Residents from around Pigeon Lake and local environmental groups are raising their concerns after being informed that the Natural Resources Conservation Board (NRCB) received an application from Greg Thalen and G&S Cattle Ltd. to construct a 4,000 beef finisher confined feeding operation at NW 3-47-2 W5M.
The feedlot would be slated to go in at the northwest end of Pigeon Lake, 1.5 miles away from the lake, close to Pigeon Lake Provincial Park and Zeiner Park.
A confined feeding operation (CFO) is classified as a fenced or enclosed land where livestock are confined for the purpose of growing, sustaining, finishing, or breeding by means other than grazing.
The proposed CFO next to Pigeon Lake will include the construction of four pens, a manure catch basin, and 16 quarter sections.
Residents at the lake said they were concerned with the lack of notice given to them, stating that only residents within 1.5 miles of the potential feedlot were notified by the NRCB of its possibility.
One of the Lake’s residents Gloria Booth has been living within the Pigeon Lake watershed since 2008. Booth says while her and her partner have lived on farms their whole lives, have chosen to spend their lives in the country, and are not anti-agriculture, they do not agree with having a feedlot so close to their home and the lake.
“It’s going to affect everyone on the lake,” says Booth.
“It is definitely a big concern for myself and all of my neighbours.”
The Booths are one of many families that have written a letter of concern to the NRCB about the potential CFO and the impacts it would have on the lake.
“If we destroy the lake we can’t come back from this,” says Booth.
One of the main concerns is the likelihood of manure runoff from the CFO and contamination of the lake and local water sources.
“The primary issue is that a confined feeding operation of this size is not appropriate in the watershed,” says Catherine Peirce, Executive Director Pigeon Lake Watershed Association (PLWA).
Peirce says that after receiving information on the proposed CFO the PLWA submitted a statement of concern on behalf of their board of directors to the NRCB. In addition to this they also submitted a 23-page adverse reactions report based on research PLWA has done on Pigeon Lake.

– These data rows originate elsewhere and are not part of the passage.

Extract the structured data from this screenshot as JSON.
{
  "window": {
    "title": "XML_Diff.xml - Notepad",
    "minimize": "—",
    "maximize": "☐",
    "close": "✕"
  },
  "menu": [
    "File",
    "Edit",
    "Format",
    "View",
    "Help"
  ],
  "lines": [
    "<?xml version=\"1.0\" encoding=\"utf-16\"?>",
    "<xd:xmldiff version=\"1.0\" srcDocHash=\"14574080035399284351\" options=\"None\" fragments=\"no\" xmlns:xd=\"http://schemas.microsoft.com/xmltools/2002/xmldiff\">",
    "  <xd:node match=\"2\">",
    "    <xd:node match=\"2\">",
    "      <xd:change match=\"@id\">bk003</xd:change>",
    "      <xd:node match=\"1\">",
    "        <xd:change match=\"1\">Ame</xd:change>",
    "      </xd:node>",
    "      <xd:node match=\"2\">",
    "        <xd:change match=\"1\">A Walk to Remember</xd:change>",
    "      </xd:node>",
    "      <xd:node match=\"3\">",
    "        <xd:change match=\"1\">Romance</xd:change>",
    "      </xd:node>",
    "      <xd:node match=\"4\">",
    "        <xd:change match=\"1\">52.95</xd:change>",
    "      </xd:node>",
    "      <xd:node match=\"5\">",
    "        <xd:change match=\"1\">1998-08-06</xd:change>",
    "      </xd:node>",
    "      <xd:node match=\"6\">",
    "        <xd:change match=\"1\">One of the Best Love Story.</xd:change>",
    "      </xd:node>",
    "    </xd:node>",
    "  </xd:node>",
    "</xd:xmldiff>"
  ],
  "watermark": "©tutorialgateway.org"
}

The report also included over 300 names with statements of concerns.
On the property where the CFO is slated to go, there are two main streams that drain from the property into neighbours land and into Pigeon Lake. Both these streams are currently protected spawning grounds for Pigeon Lake’s fish population.
Peirce worries that with an operation this size, even with a catch basin for manure that there is the potential for catch basin seepage or for basin overflow due to heavy rain or snow melting.
She says that the extreme weather events that have been occurring will compound this issue. The proposed CFO has dedicated 13 acres of land to spread manure, however, Peirce says that with that much manure to manage if there is a major rain or if the manure is spread at the wrong time of the year, the potential for runoff which will affect the creeks increases.
With the PLWA’s years of research on the lake Peirce says, “we understand that those two creeks are major contributors to the phosphorous load in the lake.”
In fact, Peirce says that the phosphorous levels measured by the PLWA during this year’s spring thaw have measured 10 times higher than what they were in 2010.
Increased phosphorous levels contribute to algae growth, a problem that Pigeon Lake has dealt with for many summer seasons. Peirce states that the entire lake community, residents and recreational visitors alike would be impacted by an increase in algae blooms.
After 2006 Pigeon Lake began seeing an increase in algae blooms and in the last three to four years there has been a significant improvement which Peirce states is due to the millions of dollars that the community has spent on cleaning up the lake, from a new sewage system to stewardship programs.
In addition to phosphorous levels, PLWA is concerned about other pollutants that come from a CFO including antibiotics and supplements which are used on the cattle.
“We are very concerned about the habitat for wildlife and the fish population themselves.”
Part of the concern is for the potential contamination of ground water as well. Peirce says that because Pigeon Lake doesn’t flush its water, water can stay in the lake for 100 years, and therefore any contaminents pose a major risk to the health of the lake.
“We are in trouble if we can’t clean up the land and if we can’t put in better measures for run off.”
County land-owner near the proposed CFO, Ed Buczny, says that while many are concerned about the potential contamination of ground water, the smell the CFO will give off, and the reduction of property value in the area due to it, the main concern everyone has is for the lake itself.
Buczny says, “everyone is working at improving the lake and then you are going to put this in?”
Buczny says there is also a lot of confusion over the details of the CFO and that concerned residents in the area have not gotten responses or answers from the provincial government depite numerous letters, emails and requests to Alberta’s Environment Minister Jason Nixon.
He states that within the Pigeon Lake watershed is, “just not the right place for it.”
There has been no word from the NRCB when a decision will be made if the CFO is approved, but it could take up to three months for residents to learn the fate of the area.